I want to point out as part of our wide-ranging debate on the legislation, we also invited and heard from members of the State Civil Justice Commission which supports the legislation. We listened and carefully considered all of the many points raised by that group as well on two separate occasions at two different Board meetings. I have to say, however, after considering that Pennsylvania is 49th among states in the filing of civil law suits and realizing that the average amount of damage awards here is substantially lower than in many other states, we came to wonder: What is wrong with the law in Pennsylvania as it exists today? Why the great rush for change?

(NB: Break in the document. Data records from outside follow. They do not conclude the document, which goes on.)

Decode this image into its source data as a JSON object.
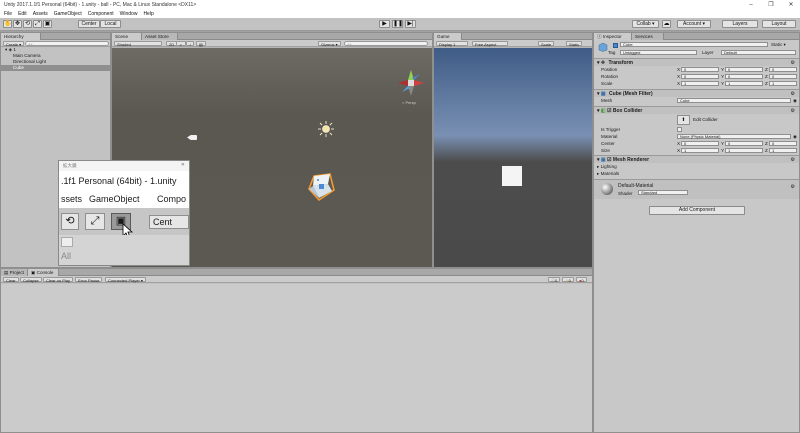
{
  "window": {
    "title": "Unity 2017.1.1f1 Personal (64bit) - 1.unity - ball - PC, Mac & Linux Standalone <DX11>"
  },
  "menu": [
    "File",
    "Edit",
    "Assets",
    "GameObject",
    "Component",
    "Window",
    "Help"
  ],
  "toolbar": {
    "center_label": "Center",
    "local_label": "Local",
    "collab_label": "Collab ▾",
    "account_label": "Account ▾",
    "layers_label": "Layers",
    "layout_label": "Layout"
  },
  "hierarchy": {
    "tab": "Hierarchy",
    "create_label": "Create ▾",
    "search_placeholder": "All",
    "scene_name": "1",
    "items": [
      "Main Camera",
      "Directional Light",
      "Cube"
    ]
  },
  "scene": {
    "tabs": [
      "Scene",
      "Asset Store"
    ],
    "shading": "Shaded",
    "mode_2d": "2D",
    "gizmos_label": "Gizmos ▾",
    "search_placeholder": "All",
    "persp_label": "< Persp"
  },
  "game": {
    "tab": "Game",
    "display": "Display 1",
    "aspect": "Free Aspect",
    "scale_label": "Scale",
    "static_label": "Static"
  },
  "inspector": {
    "tabs": [
      "Inspector",
      "Services"
    ],
    "object_name": "Cube",
    "static_label": "Static ▾",
    "tag_label": "Tag",
    "tag_value": "Untagged",
    "layer_label": "Layer",
    "layer_value": "Default",
    "transform": {
      "title": "Transform",
      "rows": [
        {
          "label": "Position",
          "x": "0",
          "y": "0",
          "z": "0"
        },
        {
          "label": "Rotation",
          "x": "0",
          "y": "0",
          "z": "0"
        },
        {
          "label": "Scale",
          "x": "1",
          "y": "1",
          "z": "1"
        }
      ]
    },
    "mesh_filter": {
      "title": "Cube (Mesh Filter)",
      "mesh_label": "Mesh",
      "mesh_value": "Cube"
    },
    "box_collider": {
      "title": "Box Collider",
      "edit_label": "Edit Collider",
      "trigger_label": "Is Trigger",
      "material_label": "Material",
      "material_value": "None (Physic Material)",
      "center": {
        "label": "Center",
        "x": "0",
        "y": "0",
        "z": "0"
      },
      "size": {
        "label": "Size",
        "x": "1",
        "y": "1",
        "z": "1"
      }
    },
    "mesh_renderer": {
      "title": "Mesh Renderer",
      "lighting": "Lighting",
      "materials": "Materials"
    },
    "material": {
      "name": "Default-Material",
      "shader_label": "Shader",
      "shader_value": "Standard"
    },
    "add_component": "Add Component"
  },
  "console": {
    "tabs": [
      "Project",
      "Console"
    ],
    "buttons": [
      "Clear",
      "Collapse",
      "Clear on Play",
      "Error Pause",
      "Connected Player ▾"
    ],
    "counts": [
      "0",
      "0",
      "0"
    ]
  },
  "zoom": {
    "title": "拡大鏡",
    "line1": ".1f1 Personal (64bit) - 1.unity",
    "menu": [
      "ssets",
      "GameObject",
      "Compo"
    ],
    "center_label": "Cent",
    "search_text": "All"
  },
  "colors": {
    "panel": "#c2c2c2",
    "selection": "#8f8f8f",
    "scene_ground": "#5c5852",
    "game_sky": "#7990b3"
  }
}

In the end, after many hours of consideration of this legislation and a very thorough airing, the Board of Governors of the Philadelphia Bar Association unanimously voted to oppose Senate Bill 5 because it is detrimental to the procedural and substantive rights of parties engaged in tort litigation in the Commonwealth of Pennsylvania. It would deny fundamental rights to the people of this state. It would erode the rights of injured consumers. And while doing all this, we are convinced that SB5 would have little or no beneficial impact on the other side of the scales. It will not decrease litigation. It will not be a remedy for a perceived litigation crisis which may not even exist in the first place. It will not help business. It will create no tangible and economic benefits to the citizens of the Commonwealth. And finally, the constitutionality of the legislation still continues to be in question.

We are pleased to be joined by other Bar Associations from the region and throughout the state in raising our concerns about this issue. As officers of the court, we feel a special obligation to work to protect the rights of ordinary people. This proposed legislation has united all of those who care about those rights. Both within our professional family and beyond -- in each individual Bar Association and among the many associations -- I have seen great unity on this issue. Very real and very serious concerns are raised regarding this legislation.

Please understand that we endorse and support all efforts to ensure that law suits filed in this state are meritorious and are fairly resolved. But we do not believe that this Bill is the means to such an end. We respectfully request the Committee and the legislature to oppose Senate Bill 5. Thank you.